What Are The Benefits Of Co-Curricular and Extra-Curricular Activities?

It is helpful for you now and for your future to get involved in co-curricular or extra-curricular activities.

What are co-curricular and extra-curricular activities?

Co-curricular activities are:

  • activities organised by your school that take place outside the classroom
  • support the classroom curriculum in some way
  • provide coaching, training or instruction, but not in the regular classroom

Co-curricular activities are usually not graded but the co-curricular activities you do at school may be listed on your school reports.

Schools usually offer a broad range of co-curricular activities you can choose from. Examples could include activities such as:

  • School sports teams
  • School choirs or bands
  • School drama productions
  • Student committees
  • Debating and public speaking
  • Chess clubs
  • Peer tutoring
  • Youth ministry activities
  • Defence Force Cadets
  • Duke of Edinburgh Award

Your school’s website may list the co-curricular activities offered. If not, contact a teacher to find out what co-curricular activities your school offers.

Extra-curricular activities are:

  • Activities available in your community that you may do on an optional basis external to the school.
  • Not organised by your school

Examples of extra-curricular activities could include:

  • Playing sport for a club
  • Learning dance at a private dance school
  • Private music lessons that are not organised by your school
  • Youth group
  • Pony club
  • Modelling
  • Church activities
  • Scouts
  • Surf life-saving
  • Defence Force cadets that are not organised by your school
  • Volunteer firefighting
  • Part-time work out of school hours

Advantages and Disadvantages


Co-curricular and extra-curricular activities:

  • Develop your skills
  • Help you explore what activities outside the classroom you enjoy or do not enjoy
  • Help you to explore the non-academic skills you are good at
  • Develop important skills for your future, such as how to work in a team, how to communicate with people, how to organise your time, how to set personal goals and work towards achieving them

These benefits can help you when you make learning and career decisions.
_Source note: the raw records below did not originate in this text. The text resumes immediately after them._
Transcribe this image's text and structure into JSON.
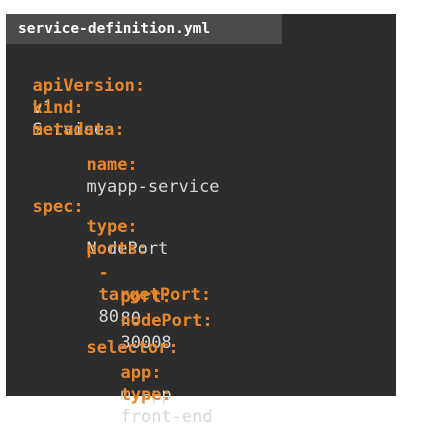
{
  "file_tab": {
    "filename": "service-definition.yml"
  },
  "colors": {
    "editor_background": "#2d2d2d",
    "tab_background": "#4b4b4b",
    "key_color": "#e8862a",
    "value_color": "#d8d8d8"
  },
  "code": {
    "api_version_key": "apiVersion:",
    "api_version_value": "v1",
    "kind_key": "kind:",
    "kind_value": "Service",
    "metadata_key": "metadata:",
    "name_key": "name:",
    "name_value": "myapp-service",
    "spec_key": "spec:",
    "type_key": "type:",
    "type_value": "NodePort",
    "ports_key": "ports:",
    "list_dash": "-",
    "target_port_key": "targetPort:",
    "target_port_value": "80",
    "port_key": "port:",
    "port_value": "80",
    "node_port_key": "nodePort:",
    "node_port_value": "30008",
    "selector_key": "selector:",
    "app_key": "app:",
    "app_value": "myapp",
    "selector_type_key": "type:",
    "selector_type_value": "front-end"
  }
}
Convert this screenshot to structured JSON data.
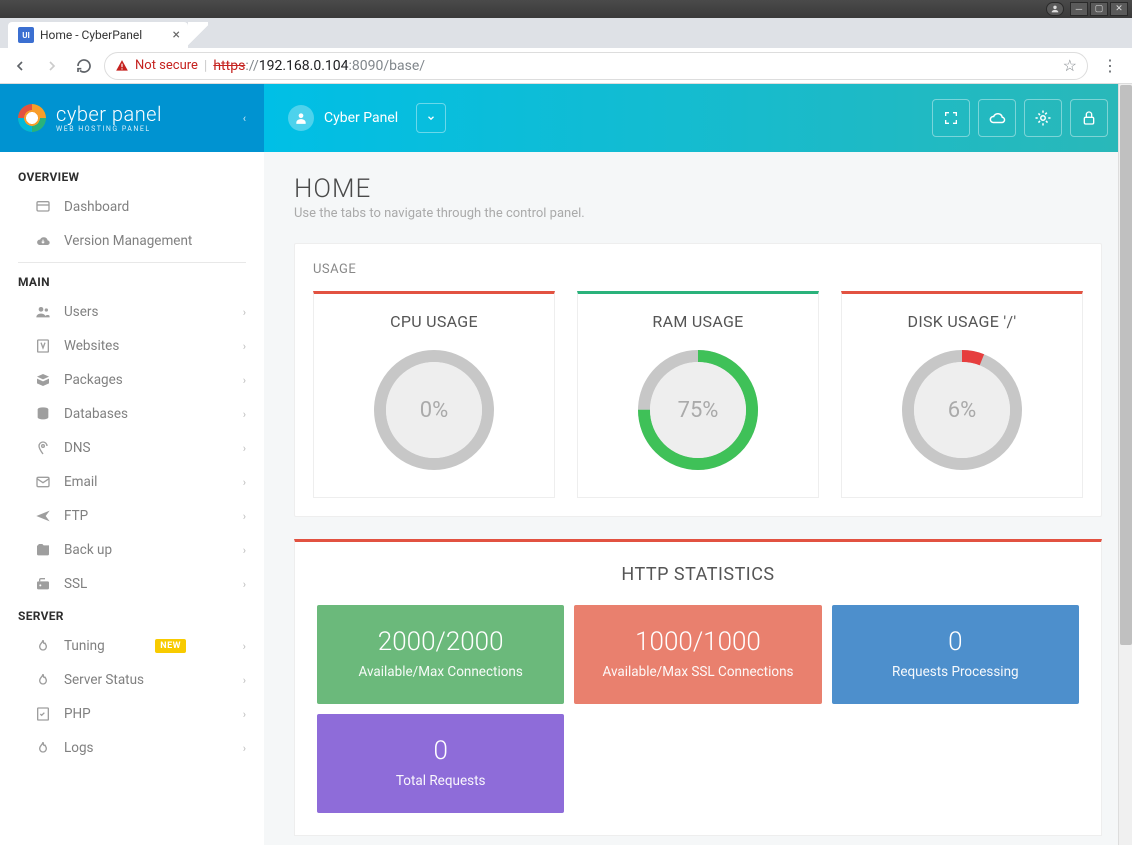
{
  "os": {
    "minimize": "_",
    "maximize": "□",
    "close": "×"
  },
  "browser": {
    "tab_title": "Home - CyberPanel",
    "favicon_text": "UI",
    "not_secure": "Not secure",
    "https": "https",
    "sep": "://",
    "host": "192.168.0.104",
    "port": ":8090",
    "path": "/base/"
  },
  "brand": {
    "name": "cyber panel",
    "sub": "WEB HOSTING PANEL"
  },
  "user": {
    "name": "Cyber Panel"
  },
  "sections": {
    "overview": "OVERVIEW",
    "main": "MAIN",
    "server": "SERVER"
  },
  "nav": {
    "overview": [
      {
        "label": "Dashboard",
        "icon": "dashboard"
      },
      {
        "label": "Version Management",
        "icon": "cloud"
      }
    ],
    "main": [
      {
        "label": "Users",
        "icon": "users"
      },
      {
        "label": "Websites",
        "icon": "websites"
      },
      {
        "label": "Packages",
        "icon": "packages"
      },
      {
        "label": "Databases",
        "icon": "database"
      },
      {
        "label": "DNS",
        "icon": "dns"
      },
      {
        "label": "Email",
        "icon": "email"
      },
      {
        "label": "FTP",
        "icon": "ftp"
      },
      {
        "label": "Back up",
        "icon": "backup"
      },
      {
        "label": "SSL",
        "icon": "ssl"
      }
    ],
    "server": [
      {
        "label": "Tuning",
        "icon": "flame",
        "badge": "NEW"
      },
      {
        "label": "Server Status",
        "icon": "flame"
      },
      {
        "label": "PHP",
        "icon": "php"
      },
      {
        "label": "Logs",
        "icon": "flame"
      }
    ]
  },
  "page": {
    "title": "HOME",
    "subtitle": "Use the tabs to navigate through the control panel."
  },
  "usage": {
    "title": "USAGE",
    "cards": [
      {
        "title": "CPU USAGE",
        "value": 0,
        "display": "0%",
        "color": "#c7c7c7"
      },
      {
        "title": "RAM USAGE",
        "value": 75,
        "display": "75%",
        "color": "#3fc158"
      },
      {
        "title": "DISK USAGE '/'",
        "value": 6,
        "display": "6%",
        "color": "#e63e3e"
      }
    ]
  },
  "http_stats": {
    "title": "HTTP STATISTICS",
    "boxes": [
      {
        "num": "2000/2000",
        "label": "Available/Max Connections",
        "cls": "sb-green"
      },
      {
        "num": "1000/1000",
        "label": "Available/Max SSL Connections",
        "cls": "sb-orange"
      },
      {
        "num": "0",
        "label": "Requests Processing",
        "cls": "sb-blue"
      },
      {
        "num": "0",
        "label": "Total Requests",
        "cls": "sb-purple"
      }
    ]
  }
}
For example, if you choose to play a sport for your school as part of the school’s co-curricular programme, you may discover that you love the sport and have a talent. This may in turn influence your school subject choices, the course you decided to study when you have finished school and your first career step after finishing school.
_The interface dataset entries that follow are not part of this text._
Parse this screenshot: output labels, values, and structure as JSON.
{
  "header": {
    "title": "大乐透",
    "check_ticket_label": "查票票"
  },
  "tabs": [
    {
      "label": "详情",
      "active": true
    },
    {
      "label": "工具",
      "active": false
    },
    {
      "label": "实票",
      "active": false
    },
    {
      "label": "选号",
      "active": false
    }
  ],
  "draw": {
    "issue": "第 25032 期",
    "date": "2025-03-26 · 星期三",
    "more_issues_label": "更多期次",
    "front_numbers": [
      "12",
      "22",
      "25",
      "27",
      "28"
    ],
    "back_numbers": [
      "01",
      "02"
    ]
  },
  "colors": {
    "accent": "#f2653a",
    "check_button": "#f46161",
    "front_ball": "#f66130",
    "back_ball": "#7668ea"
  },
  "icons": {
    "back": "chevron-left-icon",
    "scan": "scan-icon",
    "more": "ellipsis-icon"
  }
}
You can include your co-curricular and extra-curricular activities on your résumé when you are looking for a part-time job. This may give you the edge in getting a job.


  • It may be stressful trying to keep up with your school work and your co-curricular and/or extra-curricular commitments
  • Spending too much time on co-curricular and/or extra-curricular activities may mean that you have less time to prepare for tests or complete school assignments, which could affect your academic results

Aim for a balance between academics and co-curricular and extra-curricular activities.